PROBLEM TO WORK ON:
Identify each line below containing the string "JSON" and copy it.

EXERCISE DATA:

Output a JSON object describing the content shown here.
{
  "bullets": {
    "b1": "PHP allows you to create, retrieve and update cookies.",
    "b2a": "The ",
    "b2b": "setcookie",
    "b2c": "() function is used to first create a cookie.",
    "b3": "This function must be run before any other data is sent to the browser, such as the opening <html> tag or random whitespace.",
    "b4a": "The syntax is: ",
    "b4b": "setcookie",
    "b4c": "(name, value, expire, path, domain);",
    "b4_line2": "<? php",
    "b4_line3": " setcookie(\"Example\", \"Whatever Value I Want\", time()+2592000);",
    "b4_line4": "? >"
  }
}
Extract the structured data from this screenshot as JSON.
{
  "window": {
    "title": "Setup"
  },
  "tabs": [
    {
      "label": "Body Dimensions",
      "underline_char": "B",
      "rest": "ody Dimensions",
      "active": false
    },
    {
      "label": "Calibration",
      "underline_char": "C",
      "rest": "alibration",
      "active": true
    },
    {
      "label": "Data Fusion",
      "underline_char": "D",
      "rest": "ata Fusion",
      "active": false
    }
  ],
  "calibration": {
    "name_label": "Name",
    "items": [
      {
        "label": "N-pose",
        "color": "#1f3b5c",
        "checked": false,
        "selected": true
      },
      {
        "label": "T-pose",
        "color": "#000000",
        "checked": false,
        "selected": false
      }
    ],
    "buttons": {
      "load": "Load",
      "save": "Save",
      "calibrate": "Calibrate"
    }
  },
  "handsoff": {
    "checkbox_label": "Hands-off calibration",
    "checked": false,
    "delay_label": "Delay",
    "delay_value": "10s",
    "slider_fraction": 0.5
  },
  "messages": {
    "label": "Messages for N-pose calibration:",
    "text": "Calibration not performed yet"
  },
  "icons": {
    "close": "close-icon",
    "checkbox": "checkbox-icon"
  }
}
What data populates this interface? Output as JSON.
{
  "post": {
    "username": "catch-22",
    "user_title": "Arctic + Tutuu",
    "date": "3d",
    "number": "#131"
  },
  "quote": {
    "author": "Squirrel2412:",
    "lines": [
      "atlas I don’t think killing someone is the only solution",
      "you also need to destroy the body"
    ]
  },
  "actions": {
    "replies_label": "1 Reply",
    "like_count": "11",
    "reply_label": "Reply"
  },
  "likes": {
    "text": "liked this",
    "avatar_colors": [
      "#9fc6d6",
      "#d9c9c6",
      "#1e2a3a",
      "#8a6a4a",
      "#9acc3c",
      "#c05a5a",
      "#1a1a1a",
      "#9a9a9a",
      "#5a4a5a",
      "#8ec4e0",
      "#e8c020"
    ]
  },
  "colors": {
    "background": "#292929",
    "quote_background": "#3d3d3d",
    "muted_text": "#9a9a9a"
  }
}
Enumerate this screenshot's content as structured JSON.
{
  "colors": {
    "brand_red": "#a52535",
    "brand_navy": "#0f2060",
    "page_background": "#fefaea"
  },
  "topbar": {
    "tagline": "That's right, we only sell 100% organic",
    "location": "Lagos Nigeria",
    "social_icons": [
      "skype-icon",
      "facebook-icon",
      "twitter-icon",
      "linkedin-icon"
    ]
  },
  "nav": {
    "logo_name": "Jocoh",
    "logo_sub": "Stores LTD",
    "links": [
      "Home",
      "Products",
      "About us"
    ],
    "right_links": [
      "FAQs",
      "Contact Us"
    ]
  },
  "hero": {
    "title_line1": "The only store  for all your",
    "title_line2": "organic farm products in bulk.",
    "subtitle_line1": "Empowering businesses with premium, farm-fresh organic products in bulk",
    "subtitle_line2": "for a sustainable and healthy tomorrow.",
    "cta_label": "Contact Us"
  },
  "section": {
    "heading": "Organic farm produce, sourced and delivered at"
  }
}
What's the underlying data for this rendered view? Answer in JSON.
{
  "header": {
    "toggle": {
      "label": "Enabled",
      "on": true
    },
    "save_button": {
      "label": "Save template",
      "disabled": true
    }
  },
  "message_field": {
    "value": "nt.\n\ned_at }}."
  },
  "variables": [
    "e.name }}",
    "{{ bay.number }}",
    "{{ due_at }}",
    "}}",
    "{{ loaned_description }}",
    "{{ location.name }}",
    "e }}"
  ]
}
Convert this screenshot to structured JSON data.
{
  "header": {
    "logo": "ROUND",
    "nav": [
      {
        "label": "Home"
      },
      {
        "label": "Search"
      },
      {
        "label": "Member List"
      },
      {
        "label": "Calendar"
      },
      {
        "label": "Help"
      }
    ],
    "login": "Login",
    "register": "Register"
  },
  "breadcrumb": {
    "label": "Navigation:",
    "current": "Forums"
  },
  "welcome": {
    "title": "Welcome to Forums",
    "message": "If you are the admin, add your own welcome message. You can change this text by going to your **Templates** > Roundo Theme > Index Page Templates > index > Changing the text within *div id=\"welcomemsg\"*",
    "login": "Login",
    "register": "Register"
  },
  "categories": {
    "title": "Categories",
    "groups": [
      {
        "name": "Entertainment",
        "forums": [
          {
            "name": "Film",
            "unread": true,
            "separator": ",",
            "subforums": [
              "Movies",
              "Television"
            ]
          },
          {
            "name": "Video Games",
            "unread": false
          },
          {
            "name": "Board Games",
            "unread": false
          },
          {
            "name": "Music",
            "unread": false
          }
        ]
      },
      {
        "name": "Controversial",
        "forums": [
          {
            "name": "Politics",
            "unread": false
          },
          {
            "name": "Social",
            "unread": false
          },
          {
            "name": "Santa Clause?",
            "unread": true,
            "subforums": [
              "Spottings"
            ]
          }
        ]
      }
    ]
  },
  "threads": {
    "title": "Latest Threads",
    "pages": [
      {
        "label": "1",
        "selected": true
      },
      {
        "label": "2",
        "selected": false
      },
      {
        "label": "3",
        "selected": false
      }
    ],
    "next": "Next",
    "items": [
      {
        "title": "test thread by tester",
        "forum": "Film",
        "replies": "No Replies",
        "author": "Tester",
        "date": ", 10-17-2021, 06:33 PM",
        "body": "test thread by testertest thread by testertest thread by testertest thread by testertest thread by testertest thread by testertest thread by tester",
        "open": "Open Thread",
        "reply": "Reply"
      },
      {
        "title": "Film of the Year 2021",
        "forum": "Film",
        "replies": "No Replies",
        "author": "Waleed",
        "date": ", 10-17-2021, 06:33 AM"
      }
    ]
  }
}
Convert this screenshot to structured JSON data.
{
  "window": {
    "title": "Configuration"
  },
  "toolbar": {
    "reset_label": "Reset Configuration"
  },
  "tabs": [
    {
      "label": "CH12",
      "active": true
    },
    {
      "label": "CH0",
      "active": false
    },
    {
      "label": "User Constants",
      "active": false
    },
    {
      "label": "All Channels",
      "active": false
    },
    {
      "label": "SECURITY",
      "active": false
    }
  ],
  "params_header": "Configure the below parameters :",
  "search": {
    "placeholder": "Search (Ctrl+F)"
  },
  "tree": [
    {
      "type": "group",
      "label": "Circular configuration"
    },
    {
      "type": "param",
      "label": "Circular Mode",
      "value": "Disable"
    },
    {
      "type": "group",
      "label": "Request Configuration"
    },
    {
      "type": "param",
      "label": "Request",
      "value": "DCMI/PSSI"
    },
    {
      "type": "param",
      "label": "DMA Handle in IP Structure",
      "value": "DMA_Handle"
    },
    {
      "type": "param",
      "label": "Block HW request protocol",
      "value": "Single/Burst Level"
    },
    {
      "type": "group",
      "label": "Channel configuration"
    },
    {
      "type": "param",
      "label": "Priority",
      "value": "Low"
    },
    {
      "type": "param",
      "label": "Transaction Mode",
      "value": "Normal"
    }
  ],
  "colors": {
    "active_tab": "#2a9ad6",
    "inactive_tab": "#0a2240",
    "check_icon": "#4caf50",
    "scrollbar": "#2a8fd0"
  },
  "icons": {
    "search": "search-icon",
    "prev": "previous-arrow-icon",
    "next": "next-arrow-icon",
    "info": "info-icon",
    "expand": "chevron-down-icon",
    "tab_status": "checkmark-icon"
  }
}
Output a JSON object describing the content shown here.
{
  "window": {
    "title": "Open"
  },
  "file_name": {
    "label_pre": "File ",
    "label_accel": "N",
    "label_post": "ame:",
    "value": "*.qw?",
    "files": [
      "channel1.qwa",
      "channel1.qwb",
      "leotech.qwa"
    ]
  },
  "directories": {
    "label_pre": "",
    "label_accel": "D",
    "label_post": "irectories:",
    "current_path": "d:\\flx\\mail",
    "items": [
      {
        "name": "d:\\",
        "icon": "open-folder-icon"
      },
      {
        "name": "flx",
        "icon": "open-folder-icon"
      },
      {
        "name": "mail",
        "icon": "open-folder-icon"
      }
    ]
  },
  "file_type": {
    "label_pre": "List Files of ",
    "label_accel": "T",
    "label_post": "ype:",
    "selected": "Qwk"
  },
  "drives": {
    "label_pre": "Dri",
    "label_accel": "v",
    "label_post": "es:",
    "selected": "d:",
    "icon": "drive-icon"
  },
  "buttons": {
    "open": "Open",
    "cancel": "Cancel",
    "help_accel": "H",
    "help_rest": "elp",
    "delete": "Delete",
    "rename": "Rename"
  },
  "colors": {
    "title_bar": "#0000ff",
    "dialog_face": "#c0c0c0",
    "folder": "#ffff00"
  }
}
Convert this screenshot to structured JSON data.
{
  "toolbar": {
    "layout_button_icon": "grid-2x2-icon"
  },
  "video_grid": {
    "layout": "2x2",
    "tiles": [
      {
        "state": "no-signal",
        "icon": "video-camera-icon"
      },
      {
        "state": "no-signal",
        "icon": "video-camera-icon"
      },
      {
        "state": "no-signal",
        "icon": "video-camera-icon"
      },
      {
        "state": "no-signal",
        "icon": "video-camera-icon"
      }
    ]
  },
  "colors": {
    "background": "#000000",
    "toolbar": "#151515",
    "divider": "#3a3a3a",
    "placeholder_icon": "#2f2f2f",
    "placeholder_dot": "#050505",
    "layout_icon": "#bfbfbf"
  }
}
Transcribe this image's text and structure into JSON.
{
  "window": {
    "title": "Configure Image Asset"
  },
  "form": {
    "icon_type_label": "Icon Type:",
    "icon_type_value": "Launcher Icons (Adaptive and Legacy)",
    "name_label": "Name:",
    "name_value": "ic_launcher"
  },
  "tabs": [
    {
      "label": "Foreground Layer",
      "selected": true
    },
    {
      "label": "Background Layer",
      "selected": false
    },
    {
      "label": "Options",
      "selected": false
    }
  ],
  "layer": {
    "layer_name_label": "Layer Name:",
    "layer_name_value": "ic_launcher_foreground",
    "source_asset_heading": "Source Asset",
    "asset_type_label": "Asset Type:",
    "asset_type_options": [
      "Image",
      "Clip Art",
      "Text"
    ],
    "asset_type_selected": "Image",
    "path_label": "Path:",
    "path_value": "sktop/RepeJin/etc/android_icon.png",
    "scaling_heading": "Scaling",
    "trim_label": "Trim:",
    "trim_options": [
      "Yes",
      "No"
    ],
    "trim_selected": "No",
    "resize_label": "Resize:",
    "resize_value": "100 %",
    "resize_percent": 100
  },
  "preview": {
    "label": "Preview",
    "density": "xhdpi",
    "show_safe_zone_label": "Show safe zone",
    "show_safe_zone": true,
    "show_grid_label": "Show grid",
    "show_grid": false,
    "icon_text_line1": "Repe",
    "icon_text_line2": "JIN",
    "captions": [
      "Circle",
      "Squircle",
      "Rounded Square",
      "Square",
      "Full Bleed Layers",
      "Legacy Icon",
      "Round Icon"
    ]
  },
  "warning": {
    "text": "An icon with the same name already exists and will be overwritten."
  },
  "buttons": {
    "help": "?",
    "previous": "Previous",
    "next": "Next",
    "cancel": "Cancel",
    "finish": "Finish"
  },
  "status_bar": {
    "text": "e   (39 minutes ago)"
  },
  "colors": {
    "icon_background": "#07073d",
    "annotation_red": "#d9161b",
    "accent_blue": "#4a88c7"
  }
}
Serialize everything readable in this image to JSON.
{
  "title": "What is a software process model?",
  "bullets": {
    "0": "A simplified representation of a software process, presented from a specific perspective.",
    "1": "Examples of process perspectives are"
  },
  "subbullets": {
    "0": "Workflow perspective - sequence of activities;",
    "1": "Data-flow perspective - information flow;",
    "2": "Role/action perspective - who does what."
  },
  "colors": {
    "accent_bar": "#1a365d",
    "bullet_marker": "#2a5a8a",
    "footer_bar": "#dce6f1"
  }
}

YOUR RESPONSE:
Output a JSON object describing the content shown here.
Extract the structured data from this screenshot as JSON.
What data populates this interface? Output as JSON.
Enumerate this screenshot's content as structured JSON.
What's the underlying data for this rendered view? Answer in JSON.
Convert this screenshot to structured JSON data.
Convert this screenshot to structured JSON data.
Output a JSON object describing the content shown here.
Convert this screenshot to structured JSON data.
Transcribe this image's text and structure into JSON.
Serialize everything readable in this image to JSON.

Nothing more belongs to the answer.